**WHAT YOU ARE ASKED TO DO**
Repeat all of the records verbatim.

◇ ◇ ◇ ◇ ◇

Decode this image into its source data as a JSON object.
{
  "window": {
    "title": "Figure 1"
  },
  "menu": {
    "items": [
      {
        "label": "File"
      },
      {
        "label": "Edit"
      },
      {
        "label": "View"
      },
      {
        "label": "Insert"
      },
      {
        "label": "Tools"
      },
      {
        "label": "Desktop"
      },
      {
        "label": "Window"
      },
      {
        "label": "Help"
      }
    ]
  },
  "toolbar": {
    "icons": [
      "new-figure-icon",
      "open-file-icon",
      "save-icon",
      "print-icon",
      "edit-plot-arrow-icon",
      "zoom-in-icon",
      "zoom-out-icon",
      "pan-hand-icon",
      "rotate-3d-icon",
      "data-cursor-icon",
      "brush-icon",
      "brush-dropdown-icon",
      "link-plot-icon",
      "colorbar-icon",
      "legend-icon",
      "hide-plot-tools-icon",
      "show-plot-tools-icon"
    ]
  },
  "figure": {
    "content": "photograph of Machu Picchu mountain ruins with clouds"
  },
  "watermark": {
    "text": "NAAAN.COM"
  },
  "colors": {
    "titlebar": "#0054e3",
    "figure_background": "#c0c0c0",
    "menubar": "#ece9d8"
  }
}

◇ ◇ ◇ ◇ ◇

**ANSWER FOR THIS EXERCISE**
Decode this image into its source data as a JSON object.
{
  "window": {
    "title": "Figure 1"
  },
  "menu": {
    "items": [
      {
        "label": "File"
      },
      {
        "label": "Edit"
      },
      {
        "label": "View"
      },
      {
        "label": "Insert"
      },
      {
        "label": "Tools"
      },
      {
        "label": "Desktop"
      },
      {
        "label": "Window"
      },
      {
        "label": "Help"
      }
    ]
  },
  "toolbar": {
    "icons": [
      "new-figure-icon",
      "open-file-icon",
      "save-icon",
      "print-icon",
      "edit-plot-arrow-icon",
      "zoom-in-icon",
      "zoom-out-icon",
      "pan-hand-icon",
      "rotate-3d-icon",
      "data-cursor-icon",
      "brush-icon",
      "brush-dropdown-icon",
      "link-plot-icon",
      "colorbar-icon",
      "legend-icon",
      "hide-plot-tools-icon",
      "show-plot-tools-icon"
    ]
  },
  "figure": {
    "content": "photograph of Machu Picchu mountain ruins with clouds"
  },
  "watermark": {
    "text": "NAAAN.COM"
  },
  "colors": {
    "titlebar": "#0054e3",
    "figure_background": "#c0c0c0",
    "menubar": "#ece9d8"
  }
}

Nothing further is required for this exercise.